§ **What you are asked to do**: When a line in the entries contains the word "this", copy that line in full.
[The records — start]
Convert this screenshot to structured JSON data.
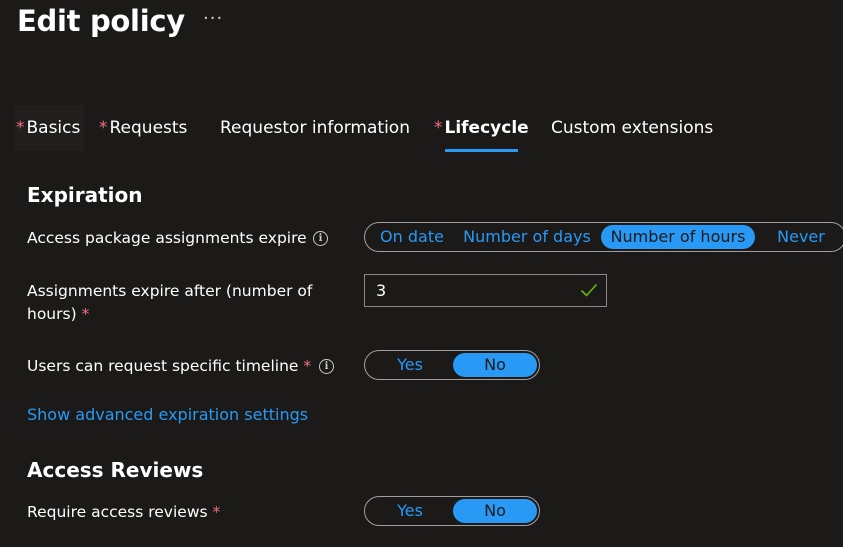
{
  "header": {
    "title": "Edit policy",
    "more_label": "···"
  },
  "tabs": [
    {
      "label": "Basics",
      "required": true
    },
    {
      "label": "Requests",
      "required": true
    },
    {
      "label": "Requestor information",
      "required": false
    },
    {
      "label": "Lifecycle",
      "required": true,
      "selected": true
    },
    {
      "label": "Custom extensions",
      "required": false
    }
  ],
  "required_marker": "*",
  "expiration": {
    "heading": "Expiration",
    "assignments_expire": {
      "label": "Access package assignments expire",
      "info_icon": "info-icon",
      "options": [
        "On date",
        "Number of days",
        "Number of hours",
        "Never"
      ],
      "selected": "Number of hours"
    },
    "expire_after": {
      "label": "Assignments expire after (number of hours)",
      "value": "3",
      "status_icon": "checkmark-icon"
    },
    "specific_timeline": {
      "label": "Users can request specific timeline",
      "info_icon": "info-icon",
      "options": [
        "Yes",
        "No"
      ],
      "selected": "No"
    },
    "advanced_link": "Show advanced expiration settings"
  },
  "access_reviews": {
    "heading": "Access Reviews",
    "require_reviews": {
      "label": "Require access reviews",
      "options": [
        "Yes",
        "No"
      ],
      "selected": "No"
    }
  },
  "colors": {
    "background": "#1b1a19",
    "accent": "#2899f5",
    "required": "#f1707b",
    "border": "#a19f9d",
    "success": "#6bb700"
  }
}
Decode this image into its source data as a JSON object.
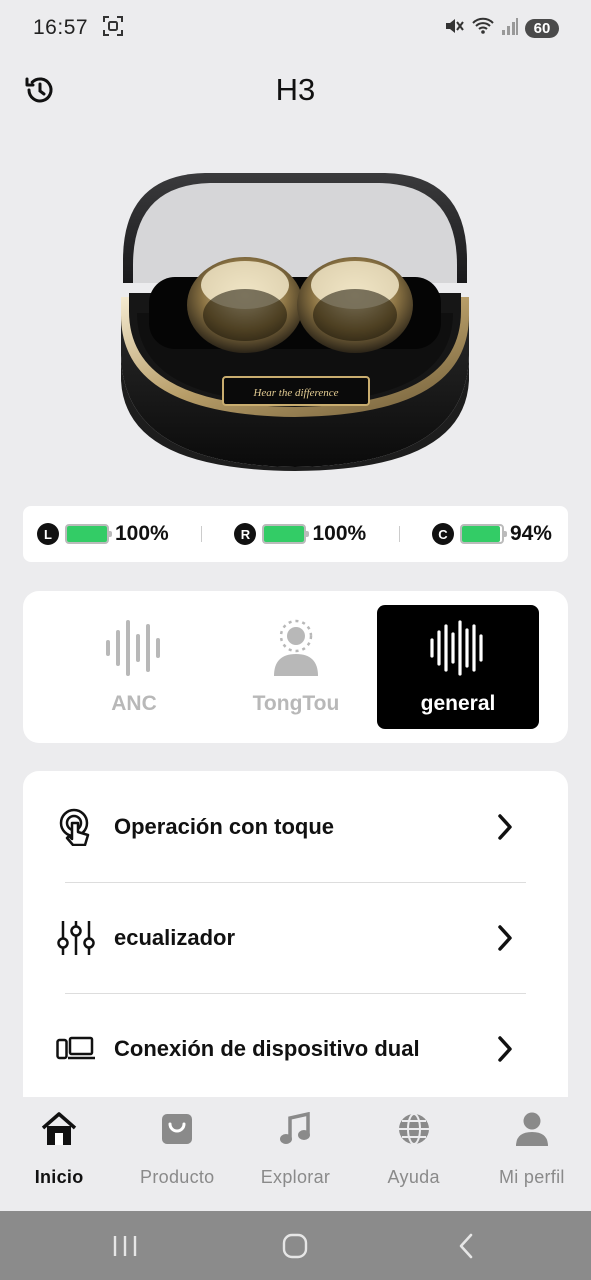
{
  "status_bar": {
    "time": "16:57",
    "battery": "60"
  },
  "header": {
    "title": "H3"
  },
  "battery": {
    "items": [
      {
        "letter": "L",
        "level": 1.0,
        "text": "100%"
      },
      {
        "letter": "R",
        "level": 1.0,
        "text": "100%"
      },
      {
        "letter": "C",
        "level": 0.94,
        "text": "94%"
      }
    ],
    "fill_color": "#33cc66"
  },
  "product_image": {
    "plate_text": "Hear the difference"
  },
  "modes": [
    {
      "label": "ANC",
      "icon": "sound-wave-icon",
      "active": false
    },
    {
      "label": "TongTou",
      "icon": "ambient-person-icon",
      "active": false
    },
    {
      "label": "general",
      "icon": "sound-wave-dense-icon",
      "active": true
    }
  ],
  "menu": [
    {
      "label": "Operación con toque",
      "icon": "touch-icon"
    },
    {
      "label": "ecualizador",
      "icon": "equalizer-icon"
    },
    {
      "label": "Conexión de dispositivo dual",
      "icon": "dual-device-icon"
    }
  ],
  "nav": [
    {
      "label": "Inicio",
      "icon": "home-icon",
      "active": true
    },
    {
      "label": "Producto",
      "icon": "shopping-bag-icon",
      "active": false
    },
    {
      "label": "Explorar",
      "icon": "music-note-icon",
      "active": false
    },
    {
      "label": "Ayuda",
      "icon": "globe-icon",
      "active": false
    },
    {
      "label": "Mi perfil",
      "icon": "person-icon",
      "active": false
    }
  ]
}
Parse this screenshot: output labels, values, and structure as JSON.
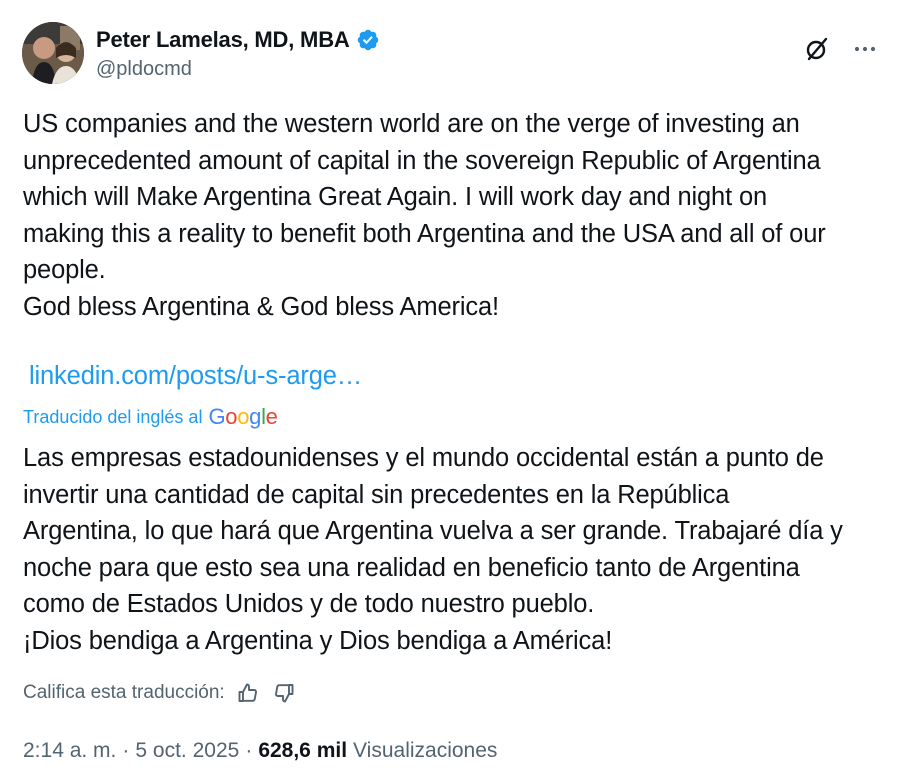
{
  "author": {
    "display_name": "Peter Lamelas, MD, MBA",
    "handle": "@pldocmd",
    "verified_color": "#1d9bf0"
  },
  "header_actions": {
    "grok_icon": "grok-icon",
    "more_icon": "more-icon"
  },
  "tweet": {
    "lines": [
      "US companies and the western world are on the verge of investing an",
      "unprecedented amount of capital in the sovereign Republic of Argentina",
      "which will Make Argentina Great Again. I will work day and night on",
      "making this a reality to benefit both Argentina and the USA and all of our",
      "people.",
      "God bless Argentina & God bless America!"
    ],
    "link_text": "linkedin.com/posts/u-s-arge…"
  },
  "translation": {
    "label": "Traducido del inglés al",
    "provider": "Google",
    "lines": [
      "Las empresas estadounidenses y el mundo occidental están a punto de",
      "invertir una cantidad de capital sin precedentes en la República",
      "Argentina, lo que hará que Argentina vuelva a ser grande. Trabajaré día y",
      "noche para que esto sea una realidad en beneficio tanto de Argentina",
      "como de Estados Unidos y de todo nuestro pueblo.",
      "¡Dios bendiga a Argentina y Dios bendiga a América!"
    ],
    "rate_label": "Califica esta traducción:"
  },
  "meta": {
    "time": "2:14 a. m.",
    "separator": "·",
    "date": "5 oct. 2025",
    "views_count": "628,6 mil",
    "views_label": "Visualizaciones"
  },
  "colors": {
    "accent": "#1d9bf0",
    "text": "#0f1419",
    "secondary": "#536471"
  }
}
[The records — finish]
§ **Your response**:
Convert this screenshot to structured JSON data.
Decode this image into its source data as a JSON object.
Parse this screenshot: output labels, values, and structure as JSON.
      "making this a reality to benefit both Argentina and the USA and all of our",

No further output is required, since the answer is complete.